BEGIN

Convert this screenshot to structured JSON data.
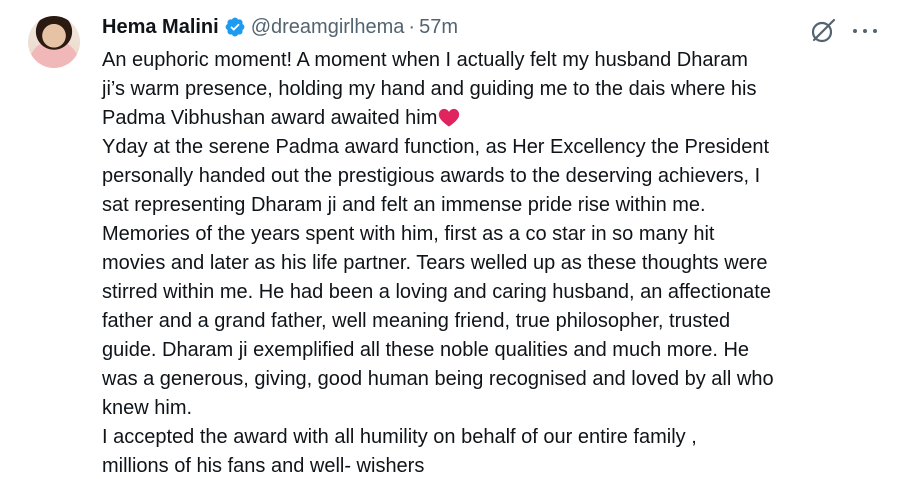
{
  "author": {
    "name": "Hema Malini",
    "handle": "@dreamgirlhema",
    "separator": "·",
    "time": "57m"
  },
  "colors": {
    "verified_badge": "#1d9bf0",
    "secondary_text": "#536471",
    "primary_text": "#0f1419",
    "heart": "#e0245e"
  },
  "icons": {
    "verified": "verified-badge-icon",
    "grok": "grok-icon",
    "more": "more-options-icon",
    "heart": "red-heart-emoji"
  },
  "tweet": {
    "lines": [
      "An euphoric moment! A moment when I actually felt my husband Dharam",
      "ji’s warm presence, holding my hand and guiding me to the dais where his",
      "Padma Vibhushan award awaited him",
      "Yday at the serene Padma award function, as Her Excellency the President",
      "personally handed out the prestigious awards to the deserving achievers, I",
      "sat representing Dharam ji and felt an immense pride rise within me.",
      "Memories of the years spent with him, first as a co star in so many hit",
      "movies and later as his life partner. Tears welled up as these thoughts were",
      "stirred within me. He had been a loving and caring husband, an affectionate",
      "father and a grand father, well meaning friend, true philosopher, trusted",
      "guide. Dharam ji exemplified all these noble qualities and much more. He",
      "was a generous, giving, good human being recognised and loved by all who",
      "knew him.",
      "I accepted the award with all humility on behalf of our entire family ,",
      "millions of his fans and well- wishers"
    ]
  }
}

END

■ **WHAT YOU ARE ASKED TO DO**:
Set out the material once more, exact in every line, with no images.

■ **TASK RESULT**:
Convert this screenshot to structured JSON data.
{
  "author": {
    "name": "Hema Malini",
    "handle": "@dreamgirlhema",
    "separator": "·",
    "time": "57m"
  },
  "colors": {
    "verified_badge": "#1d9bf0",
    "secondary_text": "#536471",
    "primary_text": "#0f1419",
    "heart": "#e0245e"
  },
  "icons": {
    "verified": "verified-badge-icon",
    "grok": "grok-icon",
    "more": "more-options-icon",
    "heart": "red-heart-emoji"
  },
  "tweet": {
    "lines": [
      "An euphoric moment! A moment when I actually felt my husband Dharam",
      "ji’s warm presence, holding my hand and guiding me to the dais where his",
      "Padma Vibhushan award awaited him",
      "Yday at the serene Padma award function, as Her Excellency the President",
      "personally handed out the prestigious awards to the deserving achievers, I",
      "sat representing Dharam ji and felt an immense pride rise within me.",
      "Memories of the years spent with him, first as a co star in so many hit",
      "movies and later as his life partner. Tears welled up as these thoughts were",
      "stirred within me. He had been a loving and caring husband, an affectionate",
      "father and a grand father, well meaning friend, true philosopher, trusted",
      "guide. Dharam ji exemplified all these noble qualities and much more. He",
      "was a generous, giving, good human being recognised and loved by all who",
      "knew him.",
      "I accepted the award with all humility on behalf of our entire family ,",
      "millions of his fans and well- wishers"
    ]
  }
}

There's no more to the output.